Lead image: The residents of Newtown’s Stucco co-operative via stucco.org.au
Lord Mayor of Sydney, Clover Moore has weighed in on the project, saying that investment in renewable energy projects is vital to help these technologies become mainstream. With Australia having a disproportionately small number of large-scale solar projects compared to its high rate of household solar adoption, this attitude from the City of Sydney could indicate a step in the right direction from Australian government bodies.
The installation is a little more serious than the Tesla home Powerwall installations you might be thinking of — the plan is for between 20-30kW of solar to be put on the roof of the complex, coupled with a battery capacity between 50-60kWh, or the equivalent of 5-6 of Tesla’s weekly cycle 10kWh home batteries. The City of Sydney has said that this installation will be able to cover most of the 8 unit complex’s electricity needs.
“Including battery storage allows us to store power and use it when we want for lighting, computers and other domestic electrical equipment. It’s a great way to manage a flow of clean energy that will cover over two thirds of our electricity use,” Stucco resident Louis van Rensburg has said. “This is a ground breaking project that allows us to use our resources and enthusiasm to creatively solve the issues surrounding sustainable energy in the multi-residential sector. (Fellow student) Bjorn Sturmberg and I really value the sustainable transition to renewable energy, so we started looking into getting some funding to put some PV on the roof, we weren’t aware that what we’re trying to do hasn’t been done before in Australia.”
While Australia has the highest rate of household solar adoption in the world, at 15%, it is far less common for solar panels to be installed on strata or multi-unit residences.

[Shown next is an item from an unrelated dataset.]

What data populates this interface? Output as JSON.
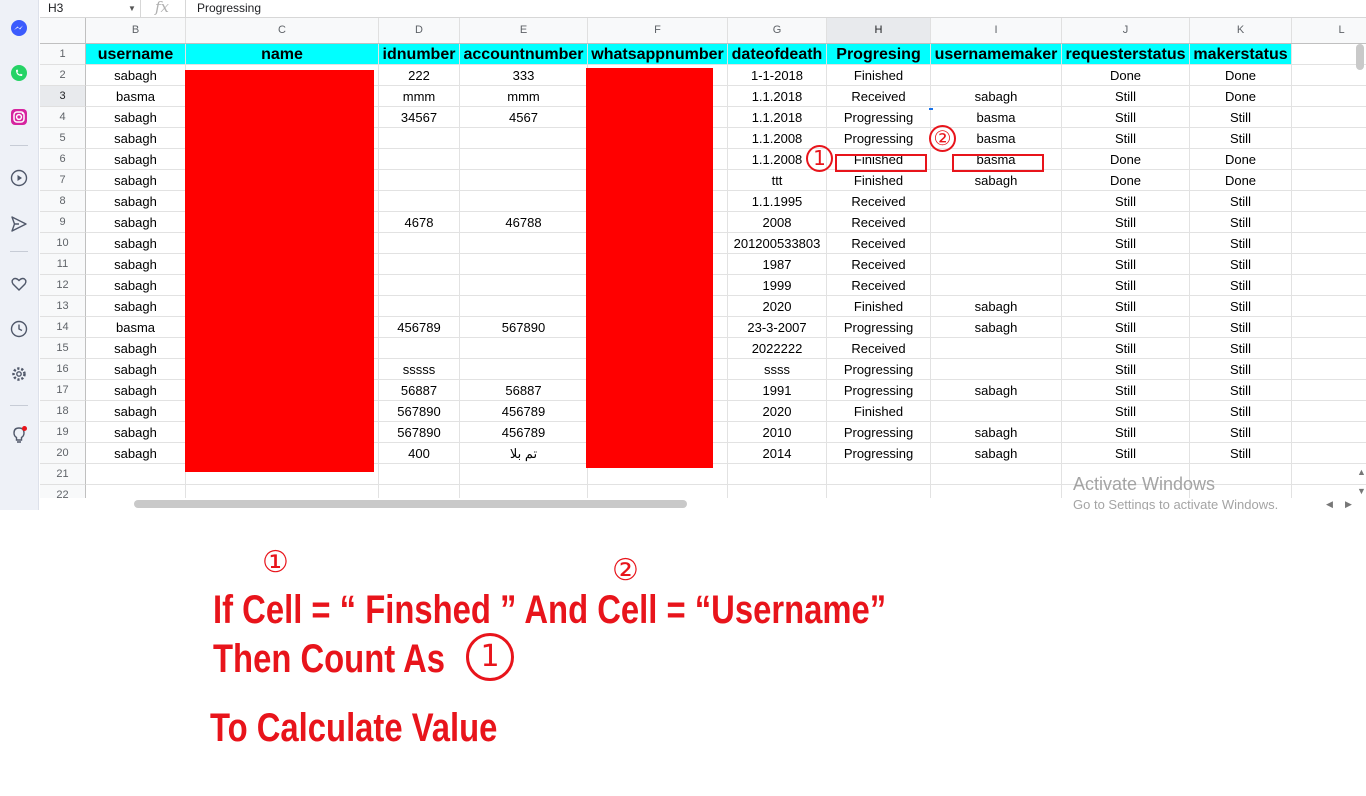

As the push for renewable energy solutions continues into 2016, we can only expect more innovations that seek to close this gap.